● About this exercise:
Given the records that follow, return each one verbatim.

[Dataset excerpts]

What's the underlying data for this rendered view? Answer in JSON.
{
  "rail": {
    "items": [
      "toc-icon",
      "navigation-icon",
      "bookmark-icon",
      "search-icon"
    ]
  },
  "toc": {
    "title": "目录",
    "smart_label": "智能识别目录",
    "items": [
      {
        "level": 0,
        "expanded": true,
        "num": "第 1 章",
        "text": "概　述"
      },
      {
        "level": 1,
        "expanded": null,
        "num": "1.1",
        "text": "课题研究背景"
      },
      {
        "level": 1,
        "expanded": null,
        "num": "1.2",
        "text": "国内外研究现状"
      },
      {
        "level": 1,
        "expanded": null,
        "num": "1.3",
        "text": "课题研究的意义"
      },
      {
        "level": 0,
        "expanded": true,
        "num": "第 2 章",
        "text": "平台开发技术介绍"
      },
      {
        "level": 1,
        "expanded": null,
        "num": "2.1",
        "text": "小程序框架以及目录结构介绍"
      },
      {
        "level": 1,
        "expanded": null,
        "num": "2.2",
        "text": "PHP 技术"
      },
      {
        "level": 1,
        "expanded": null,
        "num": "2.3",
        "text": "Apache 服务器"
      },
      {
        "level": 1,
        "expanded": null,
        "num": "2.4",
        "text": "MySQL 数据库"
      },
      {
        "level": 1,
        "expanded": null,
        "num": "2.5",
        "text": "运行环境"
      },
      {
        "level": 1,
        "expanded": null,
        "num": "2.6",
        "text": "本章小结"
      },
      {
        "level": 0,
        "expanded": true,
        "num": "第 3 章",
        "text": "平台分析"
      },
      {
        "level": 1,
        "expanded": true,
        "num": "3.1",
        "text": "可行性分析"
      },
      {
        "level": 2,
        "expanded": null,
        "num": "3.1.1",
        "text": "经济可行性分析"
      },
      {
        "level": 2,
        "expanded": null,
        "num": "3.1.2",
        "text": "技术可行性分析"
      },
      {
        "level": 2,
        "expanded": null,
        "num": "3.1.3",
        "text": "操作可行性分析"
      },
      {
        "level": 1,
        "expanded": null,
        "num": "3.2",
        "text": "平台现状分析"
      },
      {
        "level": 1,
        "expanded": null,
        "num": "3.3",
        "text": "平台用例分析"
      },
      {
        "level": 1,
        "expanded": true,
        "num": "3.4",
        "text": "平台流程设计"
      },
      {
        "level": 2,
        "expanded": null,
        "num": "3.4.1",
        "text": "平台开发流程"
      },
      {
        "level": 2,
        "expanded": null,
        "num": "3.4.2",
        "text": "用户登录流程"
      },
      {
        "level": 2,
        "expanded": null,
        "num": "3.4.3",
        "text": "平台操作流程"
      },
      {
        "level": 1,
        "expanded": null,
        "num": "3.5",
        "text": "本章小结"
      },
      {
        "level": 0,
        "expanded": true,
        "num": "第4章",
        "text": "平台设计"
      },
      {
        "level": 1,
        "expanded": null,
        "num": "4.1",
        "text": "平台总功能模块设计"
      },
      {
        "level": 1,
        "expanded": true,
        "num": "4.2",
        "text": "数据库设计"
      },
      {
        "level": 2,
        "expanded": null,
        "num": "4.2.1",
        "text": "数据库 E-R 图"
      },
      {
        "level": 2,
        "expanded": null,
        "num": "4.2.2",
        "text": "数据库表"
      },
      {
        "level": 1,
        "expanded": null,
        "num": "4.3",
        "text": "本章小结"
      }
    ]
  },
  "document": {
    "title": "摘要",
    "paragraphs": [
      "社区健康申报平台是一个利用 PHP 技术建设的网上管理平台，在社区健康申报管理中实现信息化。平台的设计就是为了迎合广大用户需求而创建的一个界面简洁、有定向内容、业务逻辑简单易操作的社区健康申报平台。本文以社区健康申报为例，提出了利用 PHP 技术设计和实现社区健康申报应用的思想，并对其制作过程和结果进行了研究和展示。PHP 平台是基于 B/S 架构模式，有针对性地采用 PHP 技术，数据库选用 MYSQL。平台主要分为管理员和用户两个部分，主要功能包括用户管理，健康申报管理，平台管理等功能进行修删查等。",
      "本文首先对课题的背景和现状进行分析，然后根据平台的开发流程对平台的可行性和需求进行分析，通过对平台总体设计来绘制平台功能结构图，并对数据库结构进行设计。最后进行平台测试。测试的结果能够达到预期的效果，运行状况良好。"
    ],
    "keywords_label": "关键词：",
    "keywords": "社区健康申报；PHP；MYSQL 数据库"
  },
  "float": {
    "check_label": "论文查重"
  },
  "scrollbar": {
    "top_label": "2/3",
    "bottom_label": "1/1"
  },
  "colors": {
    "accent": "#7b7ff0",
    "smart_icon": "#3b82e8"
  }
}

● Reply:
What's the underlying data for this rendered view? Answer in JSON.
{
  "rail": {
    "items": [
      "toc-icon",
      "navigation-icon",
      "bookmark-icon",
      "search-icon"
    ]
  },
  "toc": {
    "title": "目录",
    "smart_label": "智能识别目录",
    "items": [
      {
        "level": 0,
        "expanded": true,
        "num": "第 1 章",
        "text": "概　述"
      },
      {
        "level": 1,
        "expanded": null,
        "num": "1.1",
        "text": "课题研究背景"
      },
      {
        "level": 1,
        "expanded": null,
        "num": "1.2",
        "text": "国内外研究现状"
      },
      {
        "level": 1,
        "expanded": null,
        "num": "1.3",
        "text": "课题研究的意义"
      },
      {
        "level": 0,
        "expanded": true,
        "num": "第 2 章",
        "text": "平台开发技术介绍"
      },
      {
        "level": 1,
        "expanded": null,
        "num": "2.1",
        "text": "小程序框架以及目录结构介绍"
      },
      {
        "level": 1,
        "expanded": null,
        "num": "2.2",
        "text": "PHP 技术"
      },
      {
        "level": 1,
        "expanded": null,
        "num": "2.3",
        "text": "Apache 服务器"
      },
      {
        "level": 1,
        "expanded": null,
        "num": "2.4",
        "text": "MySQL 数据库"
      },
      {
        "level": 1,
        "expanded": null,
        "num": "2.5",
        "text": "运行环境"
      },
      {
        "level": 1,
        "expanded": null,
        "num": "2.6",
        "text": "本章小结"
      },
      {
        "level": 0,
        "expanded": true,
        "num": "第 3 章",
        "text": "平台分析"
      },
      {
        "level": 1,
        "expanded": true,
        "num": "3.1",
        "text": "可行性分析"
      },
      {
        "level": 2,
        "expanded": null,
        "num": "3.1.1",
        "text": "经济可行性分析"
      },
      {
        "level": 2,
        "expanded": null,
        "num": "3.1.2",
        "text": "技术可行性分析"
      },
      {
        "level": 2,
        "expanded": null,
        "num": "3.1.3",
        "text": "操作可行性分析"
      },
      {
        "level": 1,
        "expanded": null,
        "num": "3.2",
        "text": "平台现状分析"
      },
      {
        "level": 1,
        "expanded": null,
        "num": "3.3",
        "text": "平台用例分析"
      },
      {
        "level": 1,
        "expanded": true,
        "num": "3.4",
        "text": "平台流程设计"
      },
      {
        "level": 2,
        "expanded": null,
        "num": "3.4.1",
        "text": "平台开发流程"
      },
      {
        "level": 2,
        "expanded": null,
        "num": "3.4.2",
        "text": "用户登录流程"
      },
      {
        "level": 2,
        "expanded": null,
        "num": "3.4.3",
        "text": "平台操作流程"
      },
      {
        "level": 1,
        "expanded": null,
        "num": "3.5",
        "text": "本章小结"
      },
      {
        "level": 0,
        "expanded": true,
        "num": "第4章",
        "text": "平台设计"
      },
      {
        "level": 1,
        "expanded": null,
        "num": "4.1",
        "text": "平台总功能模块设计"
      },
      {
        "level": 1,
        "expanded": true,
        "num": "4.2",
        "text": "数据库设计"
      },
      {
        "level": 2,
        "expanded": null,
        "num": "4.2.1",
        "text": "数据库 E-R 图"
      },
      {
        "level": 2,
        "expanded": null,
        "num": "4.2.2",
        "text": "数据库表"
      },
      {
        "level": 1,
        "expanded": null,
        "num": "4.3",
        "text": "本章小结"
      }
    ]
  },
  "document": {
    "title": "摘要",
    "paragraphs": [
      "社区健康申报平台是一个利用 PHP 技术建设的网上管理平台，在社区健康申报管理中实现信息化。平台的设计就是为了迎合广大用户需求而创建的一个界面简洁、有定向内容、业务逻辑简单易操作的社区健康申报平台。本文以社区健康申报为例，提出了利用 PHP 技术设计和实现社区健康申报应用的思想，并对其制作过程和结果进行了研究和展示。PHP 平台是基于 B/S 架构模式，有针对性地采用 PHP 技术，数据库选用 MYSQL。平台主要分为管理员和用户两个部分，主要功能包括用户管理，健康申报管理，平台管理等功能进行修删查等。",
      "本文首先对课题的背景和现状进行分析，然后根据平台的开发流程对平台的可行性和需求进行分析，通过对平台总体设计来绘制平台功能结构图，并对数据库结构进行设计。最后进行平台测试。测试的结果能够达到预期的效果，运行状况良好。"
    ],
    "keywords_label": "关键词：",
    "keywords": "社区健康申报；PHP；MYSQL 数据库"
  },
  "float": {
    "check_label": "论文查重"
  },
  "scrollbar": {
    "top_label": "2/3",
    "bottom_label": "1/1"
  },
  "colors": {
    "accent": "#7b7ff0",
    "smart_icon": "#3b82e8"
  }
}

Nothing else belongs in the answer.